Chemically, gold is a transition metal and a group 11 element. It is one of the least reactive chemical elements, and is solid under standard conditions.
The metal therefore occurs often in free elemental (native) form, as nuggets or grains, in rocks, in veins and in alluvial deposits. It occurs in a solid solution series with the native element silver (as electrum) and also naturally alloyed with copper and palladium. Less commonly, it occurs in minerals as gold compounds, often with tellurium (gold tellurides).
Gold’s atomic number of 79 makes it one of the higher atomic number elements that occur naturally in the universe.

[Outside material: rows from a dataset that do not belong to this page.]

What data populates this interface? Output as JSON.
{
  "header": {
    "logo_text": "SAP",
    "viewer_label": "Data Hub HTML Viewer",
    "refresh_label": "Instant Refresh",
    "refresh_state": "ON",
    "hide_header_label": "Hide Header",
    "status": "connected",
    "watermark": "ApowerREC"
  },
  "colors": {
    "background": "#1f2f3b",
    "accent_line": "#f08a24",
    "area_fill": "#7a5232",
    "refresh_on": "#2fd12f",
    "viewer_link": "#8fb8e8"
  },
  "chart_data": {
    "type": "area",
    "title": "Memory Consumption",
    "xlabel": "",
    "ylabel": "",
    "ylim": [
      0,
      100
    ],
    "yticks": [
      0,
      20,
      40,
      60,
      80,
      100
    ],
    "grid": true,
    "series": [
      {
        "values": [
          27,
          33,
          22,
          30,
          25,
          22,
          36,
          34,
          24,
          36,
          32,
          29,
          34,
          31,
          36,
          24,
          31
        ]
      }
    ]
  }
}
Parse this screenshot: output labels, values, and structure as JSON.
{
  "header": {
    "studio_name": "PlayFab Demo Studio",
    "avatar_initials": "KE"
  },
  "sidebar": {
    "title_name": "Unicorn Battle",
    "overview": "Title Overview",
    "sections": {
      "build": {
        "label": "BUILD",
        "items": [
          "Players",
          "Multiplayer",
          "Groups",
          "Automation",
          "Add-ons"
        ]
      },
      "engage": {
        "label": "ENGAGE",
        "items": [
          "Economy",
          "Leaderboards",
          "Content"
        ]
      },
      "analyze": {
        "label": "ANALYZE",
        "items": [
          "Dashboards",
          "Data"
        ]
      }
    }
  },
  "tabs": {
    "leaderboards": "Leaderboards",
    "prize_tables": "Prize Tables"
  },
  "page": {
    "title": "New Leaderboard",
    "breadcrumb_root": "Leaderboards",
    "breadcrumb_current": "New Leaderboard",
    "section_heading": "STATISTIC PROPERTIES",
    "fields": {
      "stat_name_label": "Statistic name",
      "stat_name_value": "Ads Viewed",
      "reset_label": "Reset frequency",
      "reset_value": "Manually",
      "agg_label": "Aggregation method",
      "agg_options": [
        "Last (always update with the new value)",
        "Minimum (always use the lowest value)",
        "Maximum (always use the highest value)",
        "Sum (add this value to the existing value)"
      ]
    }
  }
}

It is thought to have been produced in supernova nucleosynthesis from the collision of two neutron stars and to have been present in the dust from which the Solar System formed. Because the Earth was molten when it was just formed, almost all of the gold present in the early Earth probably sank into the planetary core. Therefore, most of the gold that is present today in the Earth’s crust and mantle is thought to have been delivered to Earth later, by asteroid impacts during the late heavy bombardment, about 4 billion years ago.
Gold resists attacks by individual acids, but it can be dissolved by aqua regia (“royal water” [nitro-hydrochloric acid], so named because it dissolves “the king of metals”). The acid mixture causes the formation of a soluble gold tetrachloride anion. Gold metal also dissolves in alkaline solutions of cyanide, which are used in mining and electroplating. It is insoluble in nitric acid, which dissolves silver and base metals, a property that has long been used to refine gold and to confirm the presence of gold in items, giving rise to the term acid test; it dissolves in mercury, though, forming amalgam alloys, but this is not a chemical reaction.
This metal has been a valuable and highly sought-after precious metal for coinage, jewelry, and other arts since long before the beginning of recorded history. In the past, a gold standard was often implemented as a monetary policy within and between nations, but gold coins ceased to be minted as a circulating currency in the 1930s, and the world gold standard was finally abandoned for a fiat currency system after 1976. The historical value of gold was rooted in its medium rarity, easy handling and minting, easy smelting, corrosion resistance, distinct colour, and non-reactivity to other elements
A total of 183,600 tonnes of gold have been mined in human history, as of 2014. This is equivalent to 9513 m3 of gold. The world consumption of new gold produced is about 50% in jewellery, 40% in investments, and 10% in industry. Gold’s high malleability, ductility, resistance to corrosion and most other chemical reactions, and conductivity of electricity have led to its continued use in corrosion resistant electrical connectors in all types of computerized devices (its chief industrial use). Gold is also used in infrared shielding, coloured-glass production, gold leafing, and tooth restoration. Certain gold salts are still used as anti-inflammatories in medicine.